== Segment start ==

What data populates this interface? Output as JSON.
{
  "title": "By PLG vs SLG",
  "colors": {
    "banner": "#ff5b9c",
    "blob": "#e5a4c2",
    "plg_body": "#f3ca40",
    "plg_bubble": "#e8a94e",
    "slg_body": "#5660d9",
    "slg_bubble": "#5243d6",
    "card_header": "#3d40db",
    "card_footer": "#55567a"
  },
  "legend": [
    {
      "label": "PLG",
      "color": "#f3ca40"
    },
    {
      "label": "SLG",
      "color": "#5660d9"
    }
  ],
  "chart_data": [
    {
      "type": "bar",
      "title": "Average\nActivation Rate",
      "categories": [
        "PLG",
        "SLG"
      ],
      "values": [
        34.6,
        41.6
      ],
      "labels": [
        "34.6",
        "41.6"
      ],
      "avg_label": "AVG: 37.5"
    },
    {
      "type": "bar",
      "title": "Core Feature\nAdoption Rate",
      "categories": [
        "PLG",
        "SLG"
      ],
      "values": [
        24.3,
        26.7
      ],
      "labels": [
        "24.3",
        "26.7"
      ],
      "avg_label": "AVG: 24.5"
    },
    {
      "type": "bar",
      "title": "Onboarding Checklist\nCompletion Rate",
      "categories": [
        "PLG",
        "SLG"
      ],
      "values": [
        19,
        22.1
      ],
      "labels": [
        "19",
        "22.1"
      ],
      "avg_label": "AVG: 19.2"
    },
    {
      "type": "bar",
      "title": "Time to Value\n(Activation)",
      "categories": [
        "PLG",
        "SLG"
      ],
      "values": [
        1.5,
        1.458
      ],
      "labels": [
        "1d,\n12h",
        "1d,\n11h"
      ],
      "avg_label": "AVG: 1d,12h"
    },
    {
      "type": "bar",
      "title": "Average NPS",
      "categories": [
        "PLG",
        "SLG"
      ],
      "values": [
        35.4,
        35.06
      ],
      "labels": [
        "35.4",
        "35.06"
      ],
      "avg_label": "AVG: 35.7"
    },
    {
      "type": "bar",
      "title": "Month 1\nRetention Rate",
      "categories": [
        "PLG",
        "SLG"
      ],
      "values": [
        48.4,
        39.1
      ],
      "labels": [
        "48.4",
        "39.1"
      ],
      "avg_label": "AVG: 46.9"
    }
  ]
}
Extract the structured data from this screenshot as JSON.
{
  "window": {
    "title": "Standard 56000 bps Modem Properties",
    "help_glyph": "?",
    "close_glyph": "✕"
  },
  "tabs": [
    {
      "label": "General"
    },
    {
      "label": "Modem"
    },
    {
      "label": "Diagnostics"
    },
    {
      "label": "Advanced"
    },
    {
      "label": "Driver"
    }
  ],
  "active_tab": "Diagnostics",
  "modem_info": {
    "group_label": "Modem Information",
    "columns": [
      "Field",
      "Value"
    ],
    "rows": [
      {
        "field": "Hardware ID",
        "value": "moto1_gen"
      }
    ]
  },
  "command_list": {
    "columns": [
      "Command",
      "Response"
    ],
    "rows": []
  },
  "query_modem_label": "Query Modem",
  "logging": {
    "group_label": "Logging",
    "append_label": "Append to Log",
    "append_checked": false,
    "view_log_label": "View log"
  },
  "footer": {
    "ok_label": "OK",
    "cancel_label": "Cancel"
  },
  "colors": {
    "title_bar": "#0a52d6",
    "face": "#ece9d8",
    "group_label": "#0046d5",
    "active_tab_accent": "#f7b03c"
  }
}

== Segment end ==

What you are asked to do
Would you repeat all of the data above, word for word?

Your response
What data populates this interface? Output as JSON.
{
  "title": "By PLG vs SLG",
  "colors": {
    "banner": "#ff5b9c",
    "blob": "#e5a4c2",
    "plg_body": "#f3ca40",
    "plg_bubble": "#e8a94e",
    "slg_body": "#5660d9",
    "slg_bubble": "#5243d6",
    "card_header": "#3d40db",
    "card_footer": "#55567a"
  },
  "legend": [
    {
      "label": "PLG",
      "color": "#f3ca40"
    },
    {
      "label": "SLG",
      "color": "#5660d9"
    }
  ],
  "chart_data": [
    {
      "type": "bar",
      "title": "Average\nActivation Rate",
      "categories": [
        "PLG",
        "SLG"
      ],
      "values": [
        34.6,
        41.6
      ],
      "labels": [
        "34.6",
        "41.6"
      ],
      "avg_label": "AVG: 37.5"
    },
    {
      "type": "bar",
      "title": "Core Feature\nAdoption Rate",
      "categories": [
        "PLG",
        "SLG"
      ],
      "values": [
        24.3,
        26.7
      ],
      "labels": [
        "24.3",
        "26.7"
      ],
      "avg_label": "AVG: 24.5"
    },
    {
      "type": "bar",
      "title": "Onboarding Checklist\nCompletion Rate",
      "categories": [
        "PLG",
        "SLG"
      ],
      "values": [
        19,
        22.1
      ],
      "labels": [
        "19",
        "22.1"
      ],
      "avg_label": "AVG: 19.2"
    },
    {
      "type": "bar",
      "title": "Time to Value\n(Activation)",
      "categories": [
        "PLG",
        "SLG"
      ],
      "values": [
        1.5,
        1.458
      ],
      "labels": [
        "1d,\n12h",
        "1d,\n11h"
      ],
      "avg_label": "AVG: 1d,12h"
    },
    {
      "type": "bar",
      "title": "Average NPS",
      "categories": [
        "PLG",
        "SLG"
      ],
      "values": [
        35.4,
        35.06
      ],
      "labels": [
        "35.4",
        "35.06"
      ],
      "avg_label": "AVG: 35.7"
    },
    {
      "type": "bar",
      "title": "Month 1\nRetention Rate",
      "categories": [
        "PLG",
        "SLG"
      ],
      "values": [
        48.4,
        39.1
      ],
      "labels": [
        "48.4",
        "39.1"
      ],
      "avg_label": "AVG: 46.9"
    }
  ]
}
Extract the structured data from this screenshot as JSON.
{
  "window": {
    "title": "Standard 56000 bps Modem Properties",
    "help_glyph": "?",
    "close_glyph": "✕"
  },
  "tabs": [
    {
      "label": "General"
    },
    {
      "label": "Modem"
    },
    {
      "label": "Diagnostics"
    },
    {
      "label": "Advanced"
    },
    {
      "label": "Driver"
    }
  ],
  "active_tab": "Diagnostics",
  "modem_info": {
    "group_label": "Modem Information",
    "columns": [
      "Field",
      "Value"
    ],
    "rows": [
      {
        "field": "Hardware ID",
        "value": "moto1_gen"
      }
    ]
  },
  "command_list": {
    "columns": [
      "Command",
      "Response"
    ],
    "rows": []
  },
  "query_modem_label": "Query Modem",
  "logging": {
    "group_label": "Logging",
    "append_label": "Append to Log",
    "append_checked": false,
    "view_log_label": "View log"
  },
  "footer": {
    "ok_label": "OK",
    "cancel_label": "Cancel"
  },
  "colors": {
    "title_bar": "#0a52d6",
    "face": "#ece9d8",
    "group_label": "#0046d5",
    "active_tab_accent": "#f7b03c"
  }
}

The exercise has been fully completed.